Friday, May 26, 2006

The New New Al Gore

Jonah Goldberg reminds us of how many times since 1987 there has been talk of the new Al Gore. Now, the myrmidons of the Huffington Post and others on the left are all excited about the thought of the newest Al Gore taking on Hillary Clinton to be the last, best hope of the Democrats in 2008. Environmentalism is supposed to be the vehicle that will transport him to the White House. Somehow, I don't think that getting the enthusiastic backing of the Daily Kos and Huffington readers is the winning ticket for defeating Hillary in the primaries.

Meanwhile, Jonah casts doubt on one Gore anecdote.
Gore told Huffington that this was his second trip to Cannes. "The first was when I was 15 years old and came here for the summer to study the existentialists - Sartre, Camus. ... We were not allowed to speak anything but French!" This, gushed Huffington, "may explain his pitch-perfect French accent." Perhaps. Though according to David Maraniss' biography of Gore, the former vice president's 15th summer was spent working on the family farm.
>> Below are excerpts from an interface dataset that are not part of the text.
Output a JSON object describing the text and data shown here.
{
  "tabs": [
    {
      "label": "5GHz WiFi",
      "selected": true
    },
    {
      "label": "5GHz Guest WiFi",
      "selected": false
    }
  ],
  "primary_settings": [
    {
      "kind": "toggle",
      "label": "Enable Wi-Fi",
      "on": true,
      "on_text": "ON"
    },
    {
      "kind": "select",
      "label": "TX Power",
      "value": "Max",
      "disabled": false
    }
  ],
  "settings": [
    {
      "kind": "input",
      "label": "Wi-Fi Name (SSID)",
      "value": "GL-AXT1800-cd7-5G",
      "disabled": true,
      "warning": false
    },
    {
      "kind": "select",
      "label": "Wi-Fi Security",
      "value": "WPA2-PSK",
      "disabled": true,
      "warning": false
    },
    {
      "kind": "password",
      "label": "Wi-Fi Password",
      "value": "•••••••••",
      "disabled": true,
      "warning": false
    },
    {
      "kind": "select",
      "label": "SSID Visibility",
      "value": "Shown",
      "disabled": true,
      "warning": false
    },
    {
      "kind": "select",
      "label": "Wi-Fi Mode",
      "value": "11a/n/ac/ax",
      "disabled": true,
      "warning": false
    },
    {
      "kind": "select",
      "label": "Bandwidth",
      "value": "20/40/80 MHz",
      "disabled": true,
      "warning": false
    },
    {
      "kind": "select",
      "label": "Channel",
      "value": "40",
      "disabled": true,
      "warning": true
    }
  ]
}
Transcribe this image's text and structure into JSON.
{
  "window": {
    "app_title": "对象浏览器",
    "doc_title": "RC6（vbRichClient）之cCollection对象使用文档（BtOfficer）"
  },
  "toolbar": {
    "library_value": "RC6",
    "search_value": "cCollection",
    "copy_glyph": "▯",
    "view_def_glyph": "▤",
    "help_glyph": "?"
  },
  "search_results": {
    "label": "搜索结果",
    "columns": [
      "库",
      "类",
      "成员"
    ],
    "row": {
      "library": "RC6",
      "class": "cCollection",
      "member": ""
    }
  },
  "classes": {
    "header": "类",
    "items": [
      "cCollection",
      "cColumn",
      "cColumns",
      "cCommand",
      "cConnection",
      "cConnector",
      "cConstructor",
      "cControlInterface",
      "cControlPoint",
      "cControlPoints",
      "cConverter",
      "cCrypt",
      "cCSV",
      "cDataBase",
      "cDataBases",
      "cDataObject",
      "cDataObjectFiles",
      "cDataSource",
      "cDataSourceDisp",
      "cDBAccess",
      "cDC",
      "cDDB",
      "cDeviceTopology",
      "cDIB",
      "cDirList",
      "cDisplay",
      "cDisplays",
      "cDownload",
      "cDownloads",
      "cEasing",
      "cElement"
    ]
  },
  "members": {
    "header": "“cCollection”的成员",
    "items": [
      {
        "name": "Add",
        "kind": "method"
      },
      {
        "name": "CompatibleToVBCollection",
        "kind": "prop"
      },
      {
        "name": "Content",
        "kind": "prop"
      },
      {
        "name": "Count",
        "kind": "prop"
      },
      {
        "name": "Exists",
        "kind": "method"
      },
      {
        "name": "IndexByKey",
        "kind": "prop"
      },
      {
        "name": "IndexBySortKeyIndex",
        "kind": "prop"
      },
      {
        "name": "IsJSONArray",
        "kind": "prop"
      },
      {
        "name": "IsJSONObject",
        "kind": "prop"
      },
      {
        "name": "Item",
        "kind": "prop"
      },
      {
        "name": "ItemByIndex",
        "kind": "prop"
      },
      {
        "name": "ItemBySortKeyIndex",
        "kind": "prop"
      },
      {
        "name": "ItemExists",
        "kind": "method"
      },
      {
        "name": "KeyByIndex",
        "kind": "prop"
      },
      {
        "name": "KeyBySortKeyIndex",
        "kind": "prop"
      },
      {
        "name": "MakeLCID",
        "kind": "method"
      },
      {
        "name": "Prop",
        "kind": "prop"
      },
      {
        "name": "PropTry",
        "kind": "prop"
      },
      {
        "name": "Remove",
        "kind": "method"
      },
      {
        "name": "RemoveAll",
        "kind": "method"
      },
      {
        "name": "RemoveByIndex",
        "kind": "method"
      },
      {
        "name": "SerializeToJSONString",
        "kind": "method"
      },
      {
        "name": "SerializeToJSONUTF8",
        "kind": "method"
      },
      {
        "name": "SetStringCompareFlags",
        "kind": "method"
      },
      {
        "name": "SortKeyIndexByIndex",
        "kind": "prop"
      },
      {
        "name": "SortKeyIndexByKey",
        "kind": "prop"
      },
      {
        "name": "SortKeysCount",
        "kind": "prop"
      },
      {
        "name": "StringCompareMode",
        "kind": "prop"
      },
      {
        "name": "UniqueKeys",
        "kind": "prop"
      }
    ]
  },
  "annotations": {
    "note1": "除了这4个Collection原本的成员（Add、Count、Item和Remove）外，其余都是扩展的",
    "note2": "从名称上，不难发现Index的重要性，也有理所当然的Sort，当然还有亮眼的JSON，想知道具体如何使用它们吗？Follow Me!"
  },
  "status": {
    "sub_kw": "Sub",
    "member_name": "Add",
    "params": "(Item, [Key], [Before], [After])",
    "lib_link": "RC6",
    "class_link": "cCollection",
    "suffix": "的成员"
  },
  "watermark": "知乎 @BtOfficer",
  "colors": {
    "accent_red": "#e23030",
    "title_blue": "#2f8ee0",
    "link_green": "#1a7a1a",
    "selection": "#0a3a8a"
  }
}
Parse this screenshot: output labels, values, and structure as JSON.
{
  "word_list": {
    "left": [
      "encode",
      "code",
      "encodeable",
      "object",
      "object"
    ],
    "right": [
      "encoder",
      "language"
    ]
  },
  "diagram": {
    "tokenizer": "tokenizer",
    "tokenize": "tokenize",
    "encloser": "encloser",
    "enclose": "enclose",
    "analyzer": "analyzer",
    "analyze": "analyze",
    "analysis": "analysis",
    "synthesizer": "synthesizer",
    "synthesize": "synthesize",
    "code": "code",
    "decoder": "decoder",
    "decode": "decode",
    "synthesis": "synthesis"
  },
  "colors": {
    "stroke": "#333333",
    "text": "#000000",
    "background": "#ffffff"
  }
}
Remember those stories about how Al Sr. said, "A boy could never be president if he couldn't plow with that damned hillside plow"? That was the same summer.

Apparently, Poppa Gore thought a boy who couldn't both plow a field and parlez French existentialism could never be president either. Then there's the fact that young Al got C's in French at his tony Washington high school, St. Alban's. That's some school if a kid who can intelligently discuss Sartre's "La Nausée" and Camus' "Betwixt and Between" in apparently pitch-perfect French still can't earn a B in French class. Mon dieu!

But let's be fair. Maybe he misremembered the age at which he studied existential philosophy in France (though I could find no mention of such a trip in a quick search of his biographies). Why not trust him? After all, he's not running for anything, right?
Maybe the story is true - does it make Gore more lovable to know that he rivals Kerry in speaking French and knowing the existentialist writers and is the hit of Cannes? Is that what it takes to win over a red state, the goal of any victory-seeking Democrat in 2008? I doubt it.

(Oops, I've fixed the link.)